#### WHAT IS REQUIRED:
Please restate the data exactly, from the first line to the last.

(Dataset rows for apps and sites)
☆ ☆ ☆ ☆ ☆

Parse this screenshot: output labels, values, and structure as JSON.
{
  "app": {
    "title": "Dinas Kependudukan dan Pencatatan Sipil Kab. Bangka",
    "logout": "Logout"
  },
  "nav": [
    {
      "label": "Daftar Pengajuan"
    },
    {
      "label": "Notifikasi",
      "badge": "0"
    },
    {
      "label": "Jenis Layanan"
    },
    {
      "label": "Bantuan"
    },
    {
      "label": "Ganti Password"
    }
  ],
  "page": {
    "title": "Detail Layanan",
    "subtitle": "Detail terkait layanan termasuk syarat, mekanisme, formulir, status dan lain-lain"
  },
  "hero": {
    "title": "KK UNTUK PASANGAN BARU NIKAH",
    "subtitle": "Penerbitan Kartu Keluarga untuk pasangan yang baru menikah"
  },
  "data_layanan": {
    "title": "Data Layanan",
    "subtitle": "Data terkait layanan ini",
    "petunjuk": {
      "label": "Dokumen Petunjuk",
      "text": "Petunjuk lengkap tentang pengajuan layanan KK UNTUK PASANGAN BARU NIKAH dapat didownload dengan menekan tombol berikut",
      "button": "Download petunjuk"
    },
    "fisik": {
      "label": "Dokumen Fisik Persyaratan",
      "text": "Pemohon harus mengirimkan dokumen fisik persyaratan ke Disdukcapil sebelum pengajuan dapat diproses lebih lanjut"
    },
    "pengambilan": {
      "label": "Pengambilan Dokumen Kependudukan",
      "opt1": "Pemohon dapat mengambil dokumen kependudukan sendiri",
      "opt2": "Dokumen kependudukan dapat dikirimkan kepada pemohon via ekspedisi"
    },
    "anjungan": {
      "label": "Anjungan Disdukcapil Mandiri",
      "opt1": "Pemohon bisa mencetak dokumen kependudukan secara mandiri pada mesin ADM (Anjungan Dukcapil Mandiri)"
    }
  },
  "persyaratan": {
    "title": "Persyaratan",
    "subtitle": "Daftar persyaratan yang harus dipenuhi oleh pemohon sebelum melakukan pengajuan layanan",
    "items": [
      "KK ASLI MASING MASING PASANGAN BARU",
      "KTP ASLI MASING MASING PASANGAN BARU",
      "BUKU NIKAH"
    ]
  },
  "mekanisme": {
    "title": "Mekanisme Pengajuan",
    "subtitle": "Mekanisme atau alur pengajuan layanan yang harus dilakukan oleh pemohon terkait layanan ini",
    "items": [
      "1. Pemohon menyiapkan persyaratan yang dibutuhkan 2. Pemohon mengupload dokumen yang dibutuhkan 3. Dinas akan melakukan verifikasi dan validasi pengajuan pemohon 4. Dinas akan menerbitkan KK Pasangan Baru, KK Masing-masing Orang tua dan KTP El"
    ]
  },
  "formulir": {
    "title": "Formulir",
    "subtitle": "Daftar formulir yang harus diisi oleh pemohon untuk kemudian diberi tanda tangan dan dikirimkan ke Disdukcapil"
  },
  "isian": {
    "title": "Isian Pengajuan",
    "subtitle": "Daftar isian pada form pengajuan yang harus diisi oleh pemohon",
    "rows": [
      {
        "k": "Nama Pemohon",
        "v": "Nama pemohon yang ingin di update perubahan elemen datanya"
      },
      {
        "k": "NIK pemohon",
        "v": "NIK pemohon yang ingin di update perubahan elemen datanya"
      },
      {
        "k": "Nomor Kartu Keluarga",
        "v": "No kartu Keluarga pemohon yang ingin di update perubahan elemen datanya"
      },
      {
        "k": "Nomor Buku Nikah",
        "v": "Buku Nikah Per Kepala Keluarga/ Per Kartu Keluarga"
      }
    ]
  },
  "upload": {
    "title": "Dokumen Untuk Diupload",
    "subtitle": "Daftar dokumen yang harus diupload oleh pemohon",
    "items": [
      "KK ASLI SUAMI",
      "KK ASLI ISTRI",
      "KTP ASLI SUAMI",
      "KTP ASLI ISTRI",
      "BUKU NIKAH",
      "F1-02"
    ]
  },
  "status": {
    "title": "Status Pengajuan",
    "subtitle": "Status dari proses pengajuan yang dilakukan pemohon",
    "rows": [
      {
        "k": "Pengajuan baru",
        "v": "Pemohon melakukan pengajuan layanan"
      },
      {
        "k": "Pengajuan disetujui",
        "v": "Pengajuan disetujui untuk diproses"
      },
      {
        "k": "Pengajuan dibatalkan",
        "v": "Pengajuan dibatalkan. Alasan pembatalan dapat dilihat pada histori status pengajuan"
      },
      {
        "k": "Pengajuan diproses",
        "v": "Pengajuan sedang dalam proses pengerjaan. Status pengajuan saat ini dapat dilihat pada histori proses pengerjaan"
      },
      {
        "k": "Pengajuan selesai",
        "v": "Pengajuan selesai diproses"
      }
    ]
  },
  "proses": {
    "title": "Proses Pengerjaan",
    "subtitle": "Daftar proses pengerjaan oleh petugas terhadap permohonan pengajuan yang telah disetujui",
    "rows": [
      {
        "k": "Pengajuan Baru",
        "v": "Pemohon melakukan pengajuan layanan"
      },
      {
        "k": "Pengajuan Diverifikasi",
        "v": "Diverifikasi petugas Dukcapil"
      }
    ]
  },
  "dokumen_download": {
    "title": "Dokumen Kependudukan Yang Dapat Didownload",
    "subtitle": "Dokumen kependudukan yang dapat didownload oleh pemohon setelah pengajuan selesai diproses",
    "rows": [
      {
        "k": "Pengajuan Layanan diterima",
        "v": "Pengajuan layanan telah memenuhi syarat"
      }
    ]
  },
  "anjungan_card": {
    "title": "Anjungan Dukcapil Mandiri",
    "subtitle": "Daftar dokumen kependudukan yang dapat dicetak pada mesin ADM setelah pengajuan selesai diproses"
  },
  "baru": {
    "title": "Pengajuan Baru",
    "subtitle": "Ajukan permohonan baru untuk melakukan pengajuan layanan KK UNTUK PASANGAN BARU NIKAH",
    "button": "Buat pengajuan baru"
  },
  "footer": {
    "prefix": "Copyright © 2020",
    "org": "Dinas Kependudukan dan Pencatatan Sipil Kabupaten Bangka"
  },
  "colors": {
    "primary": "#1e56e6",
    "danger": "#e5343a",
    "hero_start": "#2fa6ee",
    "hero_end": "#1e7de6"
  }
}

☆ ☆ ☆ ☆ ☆

#### EXERCISE SOLUTION:
Parse this screenshot: output labels, values, and structure as JSON.
{
  "app": {
    "title": "Dinas Kependudukan dan Pencatatan Sipil Kab. Bangka",
    "logout": "Logout"
  },
  "nav": [
    {
      "label": "Daftar Pengajuan"
    },
    {
      "label": "Notifikasi",
      "badge": "0"
    },
    {
      "label": "Jenis Layanan"
    },
    {
      "label": "Bantuan"
    },
    {
      "label": "Ganti Password"
    }
  ],
  "page": {
    "title": "Detail Layanan",
    "subtitle": "Detail terkait layanan termasuk syarat, mekanisme, formulir, status dan lain-lain"
  },
  "hero": {
    "title": "KK UNTUK PASANGAN BARU NIKAH",
    "subtitle": "Penerbitan Kartu Keluarga untuk pasangan yang baru menikah"
  },
  "data_layanan": {
    "title": "Data Layanan",
    "subtitle": "Data terkait layanan ini",
    "petunjuk": {
      "label": "Dokumen Petunjuk",
      "text": "Petunjuk lengkap tentang pengajuan layanan KK UNTUK PASANGAN BARU NIKAH dapat didownload dengan menekan tombol berikut",
      "button": "Download petunjuk"
    },
    "fisik": {
      "label": "Dokumen Fisik Persyaratan",
      "text": "Pemohon harus mengirimkan dokumen fisik persyaratan ke Disdukcapil sebelum pengajuan dapat diproses lebih lanjut"
    },
    "pengambilan": {
      "label": "Pengambilan Dokumen Kependudukan",
      "opt1": "Pemohon dapat mengambil dokumen kependudukan sendiri",
      "opt2": "Dokumen kependudukan dapat dikirimkan kepada pemohon via ekspedisi"
    },
    "anjungan": {
      "label": "Anjungan Disdukcapil Mandiri",
      "opt1": "Pemohon bisa mencetak dokumen kependudukan secara mandiri pada mesin ADM (Anjungan Dukcapil Mandiri)"
    }
  },
  "persyaratan": {
    "title": "Persyaratan",
    "subtitle": "Daftar persyaratan yang harus dipenuhi oleh pemohon sebelum melakukan pengajuan layanan",
    "items": [
      "KK ASLI MASING MASING PASANGAN BARU",
      "KTP ASLI MASING MASING PASANGAN BARU",
      "BUKU NIKAH"
    ]
  },
  "mekanisme": {
    "title": "Mekanisme Pengajuan",
    "subtitle": "Mekanisme atau alur pengajuan layanan yang harus dilakukan oleh pemohon terkait layanan ini",
    "items": [
      "1. Pemohon menyiapkan persyaratan yang dibutuhkan 2. Pemohon mengupload dokumen yang dibutuhkan 3. Dinas akan melakukan verifikasi dan validasi pengajuan pemohon 4. Dinas akan menerbitkan KK Pasangan Baru, KK Masing-masing Orang tua dan KTP El"
    ]
  },
  "formulir": {
    "title": "Formulir",
    "subtitle": "Daftar formulir yang harus diisi oleh pemohon untuk kemudian diberi tanda tangan dan dikirimkan ke Disdukcapil"
  },
  "isian": {
    "title": "Isian Pengajuan",
    "subtitle": "Daftar isian pada form pengajuan yang harus diisi oleh pemohon",
    "rows": [
      {
        "k": "Nama Pemohon",
        "v": "Nama pemohon yang ingin di update perubahan elemen datanya"
      },
      {
        "k": "NIK pemohon",
        "v": "NIK pemohon yang ingin di update perubahan elemen datanya"
      },
      {
        "k": "Nomor Kartu Keluarga",
        "v": "No kartu Keluarga pemohon yang ingin di update perubahan elemen datanya"
      },
      {
        "k": "Nomor Buku Nikah",
        "v": "Buku Nikah Per Kepala Keluarga/ Per Kartu Keluarga"
      }
    ]
  },
  "upload": {
    "title": "Dokumen Untuk Diupload",
    "subtitle": "Daftar dokumen yang harus diupload oleh pemohon",
    "items": [
      "KK ASLI SUAMI",
      "KK ASLI ISTRI",
      "KTP ASLI SUAMI",
      "KTP ASLI ISTRI",
      "BUKU NIKAH",
      "F1-02"
    ]
  },
  "status": {
    "title": "Status Pengajuan",
    "subtitle": "Status dari proses pengajuan yang dilakukan pemohon",
    "rows": [
      {
        "k": "Pengajuan baru",
        "v": "Pemohon melakukan pengajuan layanan"
      },
      {
        "k": "Pengajuan disetujui",
        "v": "Pengajuan disetujui untuk diproses"
      },
      {
        "k": "Pengajuan dibatalkan",
        "v": "Pengajuan dibatalkan. Alasan pembatalan dapat dilihat pada histori status pengajuan"
      },
      {
        "k": "Pengajuan diproses",
        "v": "Pengajuan sedang dalam proses pengerjaan. Status pengajuan saat ini dapat dilihat pada histori proses pengerjaan"
      },
      {
        "k": "Pengajuan selesai",
        "v": "Pengajuan selesai diproses"
      }
    ]
  },
  "proses": {
    "title": "Proses Pengerjaan",
    "subtitle": "Daftar proses pengerjaan oleh petugas terhadap permohonan pengajuan yang telah disetujui",
    "rows": [
      {
        "k": "Pengajuan Baru",
        "v": "Pemohon melakukan pengajuan layanan"
      },
      {
        "k": "Pengajuan Diverifikasi",
        "v": "Diverifikasi petugas Dukcapil"
      }
    ]
  },
  "dokumen_download": {
    "title": "Dokumen Kependudukan Yang Dapat Didownload",
    "subtitle": "Dokumen kependudukan yang dapat didownload oleh pemohon setelah pengajuan selesai diproses",
    "rows": [
      {
        "k": "Pengajuan Layanan diterima",
        "v": "Pengajuan layanan telah memenuhi syarat"
      }
    ]
  },
  "anjungan_card": {
    "title": "Anjungan Dukcapil Mandiri",
    "subtitle": "Daftar dokumen kependudukan yang dapat dicetak pada mesin ADM setelah pengajuan selesai diproses"
  },
  "baru": {
    "title": "Pengajuan Baru",
    "subtitle": "Ajukan permohonan baru untuk melakukan pengajuan layanan KK UNTUK PASANGAN BARU NIKAH",
    "button": "Buat pengajuan baru"
  },
  "footer": {
    "prefix": "Copyright © 2020",
    "org": "Dinas Kependudukan dan Pencatatan Sipil Kabupaten Bangka"
  },
  "colors": {
    "primary": "#1e56e6",
    "danger": "#e5343a",
    "hero_start": "#2fa6ee",
    "hero_end": "#1e7de6"
  }
}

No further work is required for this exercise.